--- AIM OF THE TASK ---
Repeat every entry below exactly.

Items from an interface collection
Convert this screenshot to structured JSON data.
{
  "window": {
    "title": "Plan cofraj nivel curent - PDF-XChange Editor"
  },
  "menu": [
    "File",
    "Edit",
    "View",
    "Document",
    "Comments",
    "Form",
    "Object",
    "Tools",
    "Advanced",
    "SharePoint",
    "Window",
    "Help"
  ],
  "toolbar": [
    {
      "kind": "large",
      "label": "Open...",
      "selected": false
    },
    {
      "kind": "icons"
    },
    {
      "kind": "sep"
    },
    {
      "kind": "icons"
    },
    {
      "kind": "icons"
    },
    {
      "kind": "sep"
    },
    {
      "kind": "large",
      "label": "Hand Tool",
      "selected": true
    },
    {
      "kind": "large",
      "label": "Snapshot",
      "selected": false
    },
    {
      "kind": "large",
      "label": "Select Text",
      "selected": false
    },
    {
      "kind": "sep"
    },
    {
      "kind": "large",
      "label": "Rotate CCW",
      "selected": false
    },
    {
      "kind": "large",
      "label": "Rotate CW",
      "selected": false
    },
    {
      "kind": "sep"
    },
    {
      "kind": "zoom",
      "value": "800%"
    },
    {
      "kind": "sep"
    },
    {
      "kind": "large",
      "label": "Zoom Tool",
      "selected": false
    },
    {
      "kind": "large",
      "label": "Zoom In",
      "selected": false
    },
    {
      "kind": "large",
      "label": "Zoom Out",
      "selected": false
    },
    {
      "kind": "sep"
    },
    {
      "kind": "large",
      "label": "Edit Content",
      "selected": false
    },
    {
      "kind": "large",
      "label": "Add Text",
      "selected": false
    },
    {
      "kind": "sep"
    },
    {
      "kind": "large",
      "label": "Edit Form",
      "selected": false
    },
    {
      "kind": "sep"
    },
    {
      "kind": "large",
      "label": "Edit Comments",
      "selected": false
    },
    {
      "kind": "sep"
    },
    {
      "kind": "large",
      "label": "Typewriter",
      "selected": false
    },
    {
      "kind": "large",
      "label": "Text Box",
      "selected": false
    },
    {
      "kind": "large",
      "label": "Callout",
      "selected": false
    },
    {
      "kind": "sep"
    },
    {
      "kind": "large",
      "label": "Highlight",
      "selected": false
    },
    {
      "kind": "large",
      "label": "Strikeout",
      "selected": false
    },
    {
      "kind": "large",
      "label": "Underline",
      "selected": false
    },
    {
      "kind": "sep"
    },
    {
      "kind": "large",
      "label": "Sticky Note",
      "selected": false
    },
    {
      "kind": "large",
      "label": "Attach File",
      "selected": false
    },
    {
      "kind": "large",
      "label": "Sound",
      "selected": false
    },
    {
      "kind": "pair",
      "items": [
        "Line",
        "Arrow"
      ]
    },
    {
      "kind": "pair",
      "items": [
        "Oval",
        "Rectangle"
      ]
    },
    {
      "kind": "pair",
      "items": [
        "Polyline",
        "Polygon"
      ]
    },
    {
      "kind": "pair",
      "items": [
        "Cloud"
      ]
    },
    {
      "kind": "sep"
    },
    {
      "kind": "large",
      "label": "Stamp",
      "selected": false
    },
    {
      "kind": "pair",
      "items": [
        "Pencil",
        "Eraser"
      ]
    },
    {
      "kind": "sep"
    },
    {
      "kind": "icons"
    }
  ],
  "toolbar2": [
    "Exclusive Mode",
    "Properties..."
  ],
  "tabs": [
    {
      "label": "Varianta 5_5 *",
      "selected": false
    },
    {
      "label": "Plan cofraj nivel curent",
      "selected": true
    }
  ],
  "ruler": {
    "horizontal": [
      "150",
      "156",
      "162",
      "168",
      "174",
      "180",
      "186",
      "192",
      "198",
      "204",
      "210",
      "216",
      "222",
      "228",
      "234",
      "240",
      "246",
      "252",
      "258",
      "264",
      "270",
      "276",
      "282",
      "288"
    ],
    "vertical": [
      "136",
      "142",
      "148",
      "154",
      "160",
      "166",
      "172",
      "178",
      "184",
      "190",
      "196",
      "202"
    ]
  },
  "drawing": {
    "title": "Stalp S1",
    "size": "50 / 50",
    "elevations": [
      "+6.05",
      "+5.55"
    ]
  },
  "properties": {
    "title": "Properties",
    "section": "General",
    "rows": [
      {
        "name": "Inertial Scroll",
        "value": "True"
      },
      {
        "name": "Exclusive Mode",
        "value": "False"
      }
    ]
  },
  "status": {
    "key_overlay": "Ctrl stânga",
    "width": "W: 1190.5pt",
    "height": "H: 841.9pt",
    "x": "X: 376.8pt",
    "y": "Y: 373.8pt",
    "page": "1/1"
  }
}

--- ANSWER TO THIS PROBLEM ---
Convert this screenshot to structured JSON data.
{
  "window": {
    "title": "Plan cofraj nivel curent - PDF-XChange Editor"
  },
  "menu": [
    "File",
    "Edit",
    "View",
    "Document",
    "Comments",
    "Form",
    "Object",
    "Tools",
    "Advanced",
    "SharePoint",
    "Window",
    "Help"
  ],
  "toolbar": [
    {
      "kind": "large",
      "label": "Open...",
      "selected": false
    },
    {
      "kind": "icons"
    },
    {
      "kind": "sep"
    },
    {
      "kind": "icons"
    },
    {
      "kind": "icons"
    },
    {
      "kind": "sep"
    },
    {
      "kind": "large",
      "label": "Hand Tool",
      "selected": true
    },
    {
      "kind": "large",
      "label": "Snapshot",
      "selected": false
    },
    {
      "kind": "large",
      "label": "Select Text",
      "selected": false
    },
    {
      "kind": "sep"
    },
    {
      "kind": "large",
      "label": "Rotate CCW",
      "selected": false
    },
    {
      "kind": "large",
      "label": "Rotate CW",
      "selected": false
    },
    {
      "kind": "sep"
    },
    {
      "kind": "zoom",
      "value": "800%"
    },
    {
      "kind": "sep"
    },
    {
      "kind": "large",
      "label": "Zoom Tool",
      "selected": false
    },
    {
      "kind": "large",
      "label": "Zoom In",
      "selected": false
    },
    {
      "kind": "large",
      "label": "Zoom Out",
      "selected": false
    },
    {
      "kind": "sep"
    },
    {
      "kind": "large",
      "label": "Edit Content",
      "selected": false
    },
    {
      "kind": "large",
      "label": "Add Text",
      "selected": false
    },
    {
      "kind": "sep"
    },
    {
      "kind": "large",
      "label": "Edit Form",
      "selected": false
    },
    {
      "kind": "sep"
    },
    {
      "kind": "large",
      "label": "Edit Comments",
      "selected": false
    },
    {
      "kind": "sep"
    },
    {
      "kind": "large",
      "label": "Typewriter",
      "selected": false
    },
    {
      "kind": "large",
      "label": "Text Box",
      "selected": false
    },
    {
      "kind": "large",
      "label": "Callout",
      "selected": false
    },
    {
      "kind": "sep"
    },
    {
      "kind": "large",
      "label": "Highlight",
      "selected": false
    },
    {
      "kind": "large",
      "label": "Strikeout",
      "selected": false
    },
    {
      "kind": "large",
      "label": "Underline",
      "selected": false
    },
    {
      "kind": "sep"
    },
    {
      "kind": "large",
      "label": "Sticky Note",
      "selected": false
    },
    {
      "kind": "large",
      "label": "Attach File",
      "selected": false
    },
    {
      "kind": "large",
      "label": "Sound",
      "selected": false
    },
    {
      "kind": "pair",
      "items": [
        "Line",
        "Arrow"
      ]
    },
    {
      "kind": "pair",
      "items": [
        "Oval",
        "Rectangle"
      ]
    },
    {
      "kind": "pair",
      "items": [
        "Polyline",
        "Polygon"
      ]
    },
    {
      "kind": "pair",
      "items": [
        "Cloud"
      ]
    },
    {
      "kind": "sep"
    },
    {
      "kind": "large",
      "label": "Stamp",
      "selected": false
    },
    {
      "kind": "pair",
      "items": [
        "Pencil",
        "Eraser"
      ]
    },
    {
      "kind": "sep"
    },
    {
      "kind": "icons"
    }
  ],
  "toolbar2": [
    "Exclusive Mode",
    "Properties..."
  ],
  "tabs": [
    {
      "label": "Varianta 5_5 *",
      "selected": false
    },
    {
      "label": "Plan cofraj nivel curent",
      "selected": true
    }
  ],
  "ruler": {
    "horizontal": [
      "150",
      "156",
      "162",
      "168",
      "174",
      "180",
      "186",
      "192",
      "198",
      "204",
      "210",
      "216",
      "222",
      "228",
      "234",
      "240",
      "246",
      "252",
      "258",
      "264",
      "270",
      "276",
      "282",
      "288"
    ],
    "vertical": [
      "136",
      "142",
      "148",
      "154",
      "160",
      "166",
      "172",
      "178",
      "184",
      "190",
      "196",
      "202"
    ]
  },
  "drawing": {
    "title": "Stalp S1",
    "size": "50 / 50",
    "elevations": [
      "+6.05",
      "+5.55"
    ]
  },
  "properties": {
    "title": "Properties",
    "section": "General",
    "rows": [
      {
        "name": "Inertial Scroll",
        "value": "True"
      },
      {
        "name": "Exclusive Mode",
        "value": "False"
      }
    ]
  },
  "status": {
    "key_overlay": "Ctrl stânga",
    "width": "W: 1190.5pt",
    "height": "H: 841.9pt",
    "x": "X: 376.8pt",
    "y": "Y: 373.8pt",
    "page": "1/1"
  }
}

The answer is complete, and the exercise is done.